**Recorded information:**
BEGIN
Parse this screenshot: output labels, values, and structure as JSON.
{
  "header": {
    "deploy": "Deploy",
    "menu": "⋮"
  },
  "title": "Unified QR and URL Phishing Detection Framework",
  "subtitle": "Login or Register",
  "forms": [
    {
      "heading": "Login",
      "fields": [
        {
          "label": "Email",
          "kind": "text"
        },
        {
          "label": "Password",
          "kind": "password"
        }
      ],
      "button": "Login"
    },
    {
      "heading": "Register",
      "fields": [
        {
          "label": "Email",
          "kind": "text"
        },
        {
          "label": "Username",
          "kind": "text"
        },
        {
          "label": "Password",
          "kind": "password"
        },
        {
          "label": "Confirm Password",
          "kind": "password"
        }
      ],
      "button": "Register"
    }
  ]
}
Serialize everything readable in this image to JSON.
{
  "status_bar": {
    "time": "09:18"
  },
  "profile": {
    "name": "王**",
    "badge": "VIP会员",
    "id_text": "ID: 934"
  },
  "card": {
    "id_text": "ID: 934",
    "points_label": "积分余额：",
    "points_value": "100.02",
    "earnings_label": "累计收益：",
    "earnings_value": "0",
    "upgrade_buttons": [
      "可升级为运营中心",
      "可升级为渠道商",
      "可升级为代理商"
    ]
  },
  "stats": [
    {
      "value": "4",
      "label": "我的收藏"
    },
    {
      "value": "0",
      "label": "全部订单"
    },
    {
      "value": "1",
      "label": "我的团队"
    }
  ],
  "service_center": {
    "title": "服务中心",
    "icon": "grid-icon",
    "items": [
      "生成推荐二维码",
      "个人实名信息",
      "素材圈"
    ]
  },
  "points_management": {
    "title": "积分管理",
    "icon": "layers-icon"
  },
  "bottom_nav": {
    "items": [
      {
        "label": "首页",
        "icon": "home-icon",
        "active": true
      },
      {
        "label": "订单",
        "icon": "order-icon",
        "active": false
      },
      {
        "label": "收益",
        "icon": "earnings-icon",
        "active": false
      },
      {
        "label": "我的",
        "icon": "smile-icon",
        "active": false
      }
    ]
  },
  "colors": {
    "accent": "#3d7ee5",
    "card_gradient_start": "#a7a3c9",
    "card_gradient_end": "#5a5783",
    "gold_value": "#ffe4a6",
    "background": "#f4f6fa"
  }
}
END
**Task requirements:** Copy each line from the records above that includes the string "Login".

**Solution to this problem:**
  "subtitle": "Login or Register",
      "heading": "Login",
      "button": "Login"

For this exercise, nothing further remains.